> [What to produce]:
Output the records exactly, with no line skipped.

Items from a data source
Start of Block

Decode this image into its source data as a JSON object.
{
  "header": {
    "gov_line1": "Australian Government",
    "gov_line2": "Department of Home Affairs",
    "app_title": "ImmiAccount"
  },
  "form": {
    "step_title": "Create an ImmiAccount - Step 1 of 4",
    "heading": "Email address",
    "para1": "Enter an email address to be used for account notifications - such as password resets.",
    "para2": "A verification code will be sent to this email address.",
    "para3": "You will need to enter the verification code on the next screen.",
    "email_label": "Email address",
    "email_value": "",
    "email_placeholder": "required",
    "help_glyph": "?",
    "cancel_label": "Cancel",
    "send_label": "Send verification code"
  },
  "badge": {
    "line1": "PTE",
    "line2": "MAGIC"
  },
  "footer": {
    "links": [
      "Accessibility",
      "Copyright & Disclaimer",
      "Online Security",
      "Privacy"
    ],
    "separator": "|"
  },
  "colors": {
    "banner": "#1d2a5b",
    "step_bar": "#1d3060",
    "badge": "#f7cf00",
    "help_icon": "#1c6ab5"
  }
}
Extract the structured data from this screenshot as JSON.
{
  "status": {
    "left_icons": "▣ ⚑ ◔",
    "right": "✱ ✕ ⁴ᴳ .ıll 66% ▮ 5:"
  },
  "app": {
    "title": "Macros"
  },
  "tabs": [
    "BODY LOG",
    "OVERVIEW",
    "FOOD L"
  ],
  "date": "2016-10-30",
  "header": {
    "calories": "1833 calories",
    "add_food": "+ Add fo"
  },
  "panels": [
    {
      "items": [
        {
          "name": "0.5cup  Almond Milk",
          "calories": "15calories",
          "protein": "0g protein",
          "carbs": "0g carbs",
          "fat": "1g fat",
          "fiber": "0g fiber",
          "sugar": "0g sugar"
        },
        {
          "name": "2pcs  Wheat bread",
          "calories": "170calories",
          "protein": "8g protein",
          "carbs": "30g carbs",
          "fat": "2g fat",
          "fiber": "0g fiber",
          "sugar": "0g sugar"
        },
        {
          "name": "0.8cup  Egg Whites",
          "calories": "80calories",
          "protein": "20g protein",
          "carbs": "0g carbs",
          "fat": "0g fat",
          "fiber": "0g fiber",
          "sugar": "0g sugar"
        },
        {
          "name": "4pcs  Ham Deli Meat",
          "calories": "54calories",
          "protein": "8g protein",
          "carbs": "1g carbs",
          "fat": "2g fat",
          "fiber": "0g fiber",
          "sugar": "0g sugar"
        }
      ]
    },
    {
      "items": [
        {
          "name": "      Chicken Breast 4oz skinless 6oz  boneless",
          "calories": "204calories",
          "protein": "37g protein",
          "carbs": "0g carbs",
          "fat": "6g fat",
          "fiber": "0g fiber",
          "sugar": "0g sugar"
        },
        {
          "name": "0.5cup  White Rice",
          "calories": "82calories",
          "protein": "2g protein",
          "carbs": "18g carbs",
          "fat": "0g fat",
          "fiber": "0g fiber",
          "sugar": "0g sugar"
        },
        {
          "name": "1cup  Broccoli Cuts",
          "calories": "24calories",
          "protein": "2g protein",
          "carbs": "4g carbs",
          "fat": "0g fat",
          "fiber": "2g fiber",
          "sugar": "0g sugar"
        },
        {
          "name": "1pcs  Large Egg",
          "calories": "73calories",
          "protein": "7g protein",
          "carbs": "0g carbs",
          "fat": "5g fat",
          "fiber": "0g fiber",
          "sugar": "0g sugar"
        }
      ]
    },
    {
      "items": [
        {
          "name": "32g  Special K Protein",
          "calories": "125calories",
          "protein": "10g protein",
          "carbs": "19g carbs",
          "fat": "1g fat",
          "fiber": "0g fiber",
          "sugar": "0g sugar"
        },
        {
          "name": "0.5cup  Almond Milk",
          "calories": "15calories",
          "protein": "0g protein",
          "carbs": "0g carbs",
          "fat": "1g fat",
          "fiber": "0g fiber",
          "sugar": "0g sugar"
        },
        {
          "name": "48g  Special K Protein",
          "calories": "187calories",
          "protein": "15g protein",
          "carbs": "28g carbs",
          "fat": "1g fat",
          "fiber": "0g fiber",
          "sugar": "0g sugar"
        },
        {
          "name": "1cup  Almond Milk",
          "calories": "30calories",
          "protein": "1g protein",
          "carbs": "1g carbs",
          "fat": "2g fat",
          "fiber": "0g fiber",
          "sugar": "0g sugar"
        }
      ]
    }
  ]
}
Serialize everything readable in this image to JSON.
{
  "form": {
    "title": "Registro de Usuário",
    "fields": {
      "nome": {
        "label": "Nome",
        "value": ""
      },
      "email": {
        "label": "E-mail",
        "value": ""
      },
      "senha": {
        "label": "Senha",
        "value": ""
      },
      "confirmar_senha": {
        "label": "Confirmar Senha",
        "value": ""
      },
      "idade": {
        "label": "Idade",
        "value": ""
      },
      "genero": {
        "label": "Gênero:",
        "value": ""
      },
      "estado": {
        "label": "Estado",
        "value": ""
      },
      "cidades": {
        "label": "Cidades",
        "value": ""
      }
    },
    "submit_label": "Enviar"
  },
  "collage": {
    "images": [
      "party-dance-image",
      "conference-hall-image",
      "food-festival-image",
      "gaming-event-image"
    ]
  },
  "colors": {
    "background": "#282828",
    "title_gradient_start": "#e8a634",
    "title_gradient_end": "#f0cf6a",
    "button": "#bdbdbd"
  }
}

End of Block

> [Answer for this exercise]:
Decode this image into its source data as a JSON object.
{
  "header": {
    "gov_line1": "Australian Government",
    "gov_line2": "Department of Home Affairs",
    "app_title": "ImmiAccount"
  },
  "form": {
    "step_title": "Create an ImmiAccount - Step 1 of 4",
    "heading": "Email address",
    "para1": "Enter an email address to be used for account notifications - such as password resets.",
    "para2": "A verification code will be sent to this email address.",
    "para3": "You will need to enter the verification code on the next screen.",
    "email_label": "Email address",
    "email_value": "",
    "email_placeholder": "required",
    "help_glyph": "?",
    "cancel_label": "Cancel",
    "send_label": "Send verification code"
  },
  "badge": {
    "line1": "PTE",
    "line2": "MAGIC"
  },
  "footer": {
    "links": [
      "Accessibility",
      "Copyright & Disclaimer",
      "Online Security",
      "Privacy"
    ],
    "separator": "|"
  },
  "colors": {
    "banner": "#1d2a5b",
    "step_bar": "#1d3060",
    "badge": "#f7cf00",
    "help_icon": "#1c6ab5"
  }
}
Extract the structured data from this screenshot as JSON.
{
  "status": {
    "left_icons": "▣ ⚑ ◔",
    "right": "✱ ✕ ⁴ᴳ .ıll 66% ▮ 5:"
  },
  "app": {
    "title": "Macros"
  },
  "tabs": [
    "BODY LOG",
    "OVERVIEW",
    "FOOD L"
  ],
  "date": "2016-10-30",
  "header": {
    "calories": "1833 calories",
    "add_food": "+ Add fo"
  },
  "panels": [
    {
      "items": [
        {
          "name": "0.5cup  Almond Milk",
          "calories": "15calories",
          "protein": "0g protein",
          "carbs": "0g carbs",
          "fat": "1g fat",
          "fiber": "0g fiber",
          "sugar": "0g sugar"
        },
        {
          "name": "2pcs  Wheat bread",
          "calories": "170calories",
          "protein": "8g protein",
          "carbs": "30g carbs",
          "fat": "2g fat",
          "fiber": "0g fiber",
          "sugar": "0g sugar"
        },
        {
          "name": "0.8cup  Egg Whites",
          "calories": "80calories",
          "protein": "20g protein",
          "carbs": "0g carbs",
          "fat": "0g fat",
          "fiber": "0g fiber",
          "sugar": "0g sugar"
        },
        {
          "name": "4pcs  Ham Deli Meat",
          "calories": "54calories",
          "protein": "8g protein",
          "carbs": "1g carbs",
          "fat": "2g fat",
          "fiber": "0g fiber",
          "sugar": "0g sugar"
        }
      ]
    },
    {
      "items": [
        {
          "name": "      Chicken Breast 4oz skinless 6oz  boneless",
          "calories": "204calories",
          "protein": "37g protein",
          "carbs": "0g carbs",
          "fat": "6g fat",
          "fiber": "0g fiber",
          "sugar": "0g sugar"
        },
        {
          "name": "0.5cup  White Rice",
          "calories": "82calories",
          "protein": "2g protein",
          "carbs": "18g carbs",
          "fat": "0g fat",
          "fiber": "0g fiber",
          "sugar": "0g sugar"
        },
        {
          "name": "1cup  Broccoli Cuts",
          "calories": "24calories",
          "protein": "2g protein",
          "carbs": "4g carbs",
          "fat": "0g fat",
          "fiber": "2g fiber",
          "sugar": "0g sugar"
        },
        {
          "name": "1pcs  Large Egg",
          "calories": "73calories",
          "protein": "7g protein",
          "carbs": "0g carbs",
          "fat": "5g fat",
          "fiber": "0g fiber",
          "sugar": "0g sugar"
        }
      ]
    },
    {
      "items": [
        {
          "name": "32g  Special K Protein",
          "calories": "125calories",
          "protein": "10g protein",
          "carbs": "19g carbs",
          "fat": "1g fat",
          "fiber": "0g fiber",
          "sugar": "0g sugar"
        },
        {
          "name": "0.5cup  Almond Milk",
          "calories": "15calories",
          "protein": "0g protein",
          "carbs": "0g carbs",
          "fat": "1g fat",
          "fiber": "0g fiber",
          "sugar": "0g sugar"
        },
        {
          "name": "48g  Special K Protein",
          "calories": "187calories",
          "protein": "15g protein",
          "carbs": "28g carbs",
          "fat": "1g fat",
          "fiber": "0g fiber",
          "sugar": "0g sugar"
        },
        {
          "name": "1cup  Almond Milk",
          "calories": "30calories",
          "protein": "1g protein",
          "carbs": "1g carbs",
          "fat": "2g fat",
          "fiber": "0g fiber",
          "sugar": "0g sugar"
        }
      ]
    }
  ]
}
Serialize everything readable in this image to JSON.
{
  "form": {
    "title": "Registro de Usuário",
    "fields": {
      "nome": {
        "label": "Nome",
        "value": ""
      },
      "email": {
        "label": "E-mail",
        "value": ""
      },
      "senha": {
        "label": "Senha",
        "value": ""
      },
      "confirmar_senha": {
        "label": "Confirmar Senha",
        "value": ""
      },
      "idade": {
        "label": "Idade",
        "value": ""
      },
      "genero": {
        "label": "Gênero:",
        "value": ""
      },
      "estado": {
        "label": "Estado",
        "value": ""
      },
      "cidades": {
        "label": "Cidades",
        "value": ""
      }
    },
    "submit_label": "Enviar"
  },
  "collage": {
    "images": [
      "party-dance-image",
      "conference-hall-image",
      "food-festival-image",
      "gaming-event-image"
    ]
  },
  "colors": {
    "background": "#282828",
    "title_gradient_start": "#e8a634",
    "title_gradient_end": "#f0cf6a",
    "button": "#bdbdbd"
  }
}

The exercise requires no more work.